Summit of G20 Labour and Employment Ministers, Ankara

ILO welcomes G20 priority of boosting growth, jobs and reducing inequalities

The ILO Director-General highlighted ministers’ agreement to undertake a mix of policies using “wage-setting mechanisms, institutions for social dialogue, social protection systems, employment services and active labour market policies.”

Comunicado de prensa | 4 de septiembre de 2015
ANKARA – “G20 labour and employment ministers’ strong commitment to tackling inequalities as well as creating better jobs, more inclusive societies and stronger economic growth is significant and timely,” said International Labour Organization (ILO) Director-General Guy Ryder at the close of the G20 meeting in Ankara.

Ministers identified the long-term trend of rising inequalities in many G20 economies as having a negative impact on current and potential growth and being inconsistent with G20 leaders’ goal of strong, sustainable and balanced growth. They also recognized that this trend has often been associated with slow wage growth when compared to productivity gains and a decline or stagnation in the labour income share in some of the G20 countries.

G20 labour and employment ministers adopted a communiqué Creating quality jobs for all, investing in skills and reducing inequalities to promote inclusive and robust growth.

The ILO Director-General highlighted ministers’ agreement to undertake a mix of policies using “wage-setting mechanisms, institutions for social dialogue, social protection systems, employment services and active labour market policies.”

In a further significant move, ministers recommended that G20 leaders “consider the adoption of a G20 target on reducing the share of young people who are most at risk of being left permanently behind in the labour market by 15 per cent by 2025.”

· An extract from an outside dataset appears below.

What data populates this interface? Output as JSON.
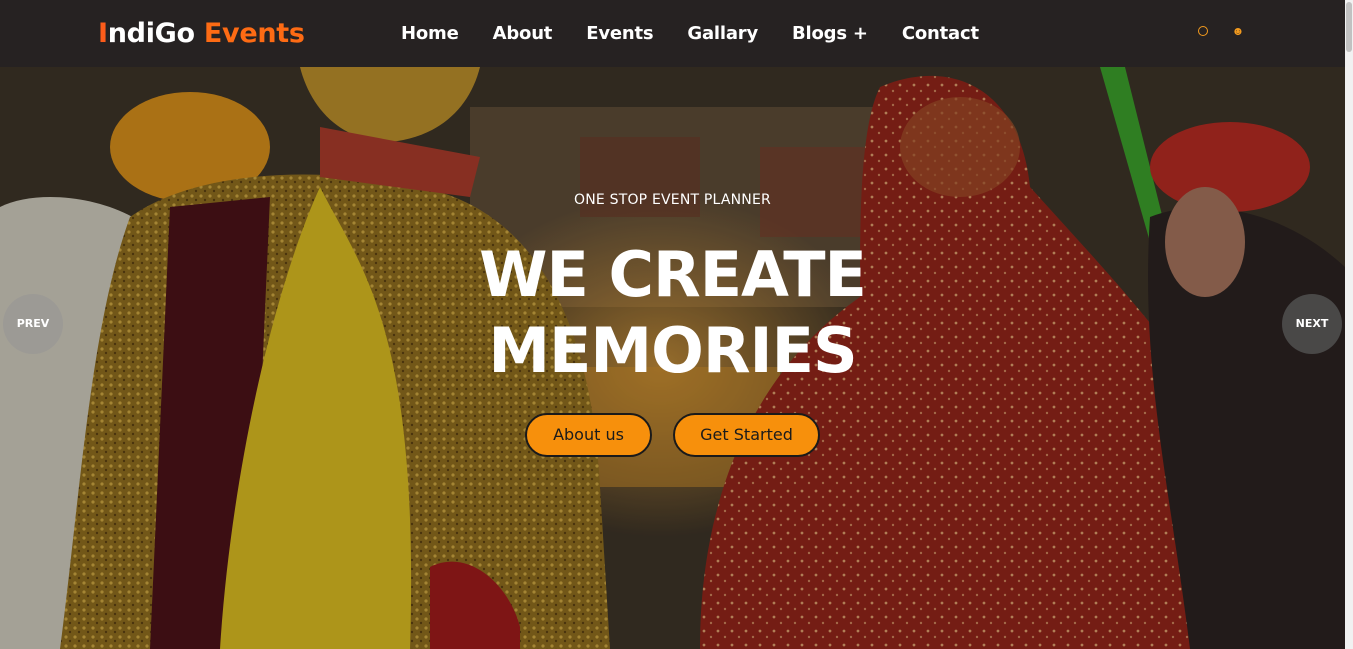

“This very specific G20 target addresses worldwide concern that the aspirations of the current generation of young women and men for a decent job are being frustrated, with enormous damage to our societies,” said Ryder.

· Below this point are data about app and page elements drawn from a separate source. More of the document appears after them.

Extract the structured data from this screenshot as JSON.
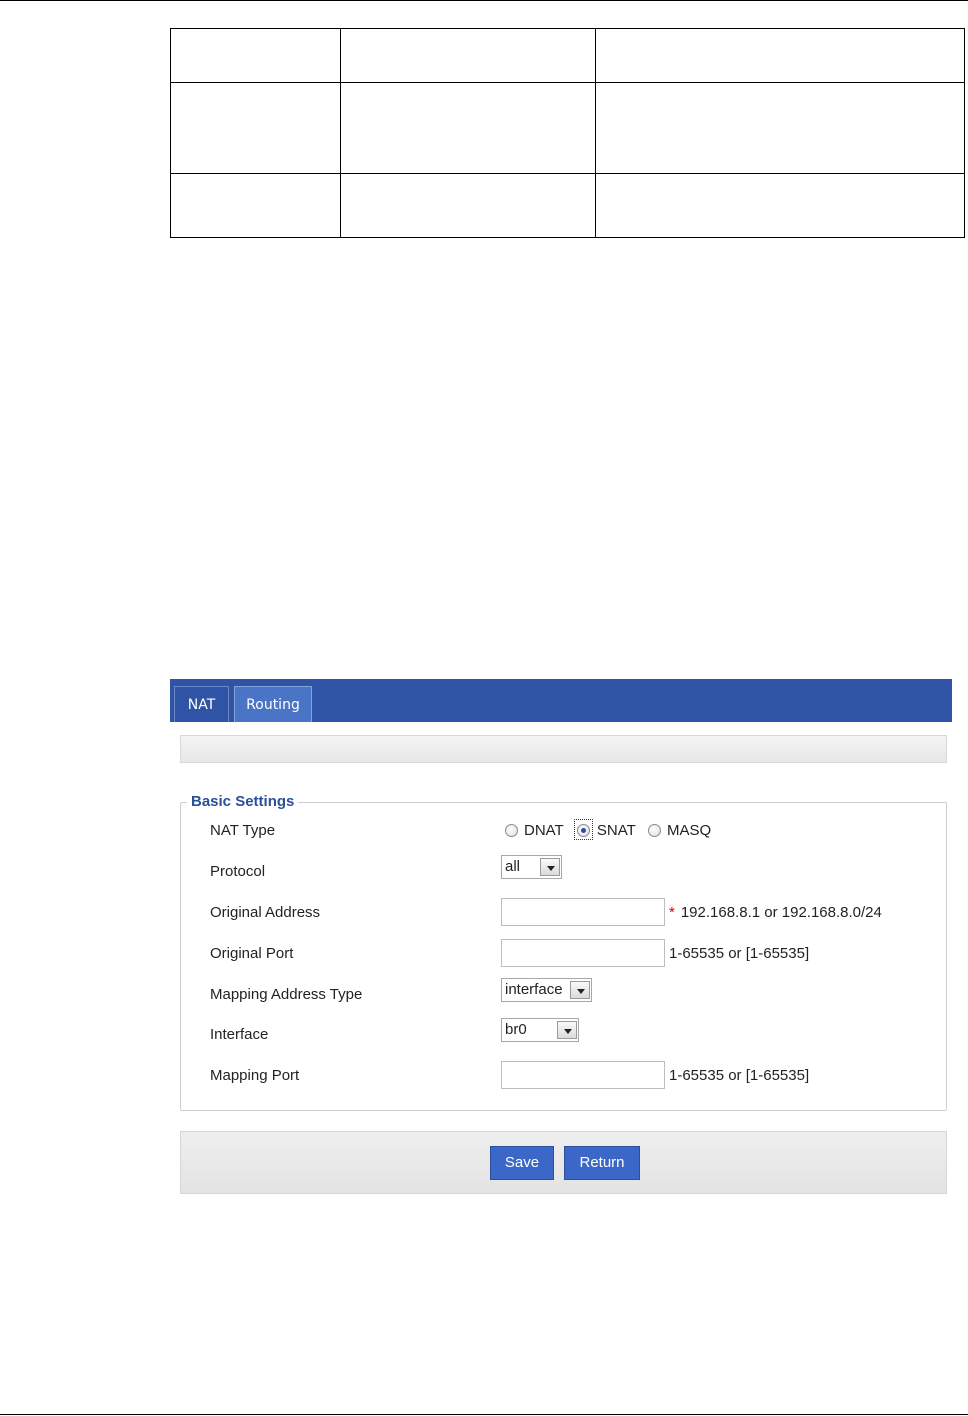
{
  "doc_table": {
    "rows": 3,
    "cols": 3
  },
  "tabs": [
    {
      "label": "NAT"
    },
    {
      "label": "Routing"
    }
  ],
  "basic_settings": {
    "legend": "Basic Settings",
    "nat_type": {
      "label": "NAT Type",
      "options": [
        "DNAT",
        "SNAT",
        "MASQ"
      ],
      "selected": "SNAT"
    },
    "protocol": {
      "label": "Protocol",
      "value": "all"
    },
    "original_address": {
      "label": "Original Address",
      "value": "",
      "required_mark": "*",
      "hint": "192.168.8.1 or 192.168.8.0/24"
    },
    "original_port": {
      "label": "Original Port",
      "value": "",
      "hint": "1-65535 or [1-65535]"
    },
    "mapping_address_type": {
      "label": "Mapping Address Type",
      "value": "interface"
    },
    "interface": {
      "label": "Interface",
      "value": "br0"
    },
    "mapping_port": {
      "label": "Mapping Port",
      "value": "",
      "hint": "1-65535 or [1-65535]"
    }
  },
  "buttons": {
    "save": "Save",
    "return": "Return"
  },
  "colors": {
    "tabbar": "#2f54a6",
    "legend": "#2a4f9b",
    "button": "#3b68c8",
    "required": "#d40000"
  }
}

G20 ministers also discussed policies to increase employment and the quality of jobs. The ILO Director-General welcomed the consensus in the G20 to respect fundamental principles and rights at work, as well as to improve job quality along three dimensions, namely promoting the quality of earnings, reducing labour market insecurity, and promoting good working conditions and healthy workplaces.

The Turkish Presidency invited international organizations of employers and trade unions (the Business 20 and Labour 20), along with several civil society outreach groups, to a social dialogue session with G20 ministers. As well as their own separate statements, the B20 and L20 presented a comprehensive set of joint recommendations to ministers.

“I am sure the fact that business and labour were able to present an impressive set of agreed policy priorities to ministers greatly helped governments to also find a constructive consensus for action at a very challenging time,” said Ryder.

Mr Ryder participated in the two-day ministerial meeting and a joint session with finance ministers. The ILO, together with other international organizations, presented a series of background reports to ministers warning of the risks posed by weakening growth and widening inequality.

Referring to one of the joint reports entitled The Contribution of labour mobility to economic growth Ryder said: “the dramatic events taking place not far from here and the resulting movement of people in circumstances we all know will have unavoidable labour market repercussions and, sooner or later, we will have to address these. This is not a national but a joint international problem.

“The fact that the G20 has decided to examine this issue is to be applauded, in addition to its discussions on how better and fairer management of labour migration can yield stronger growth both for counties of origin and destination.”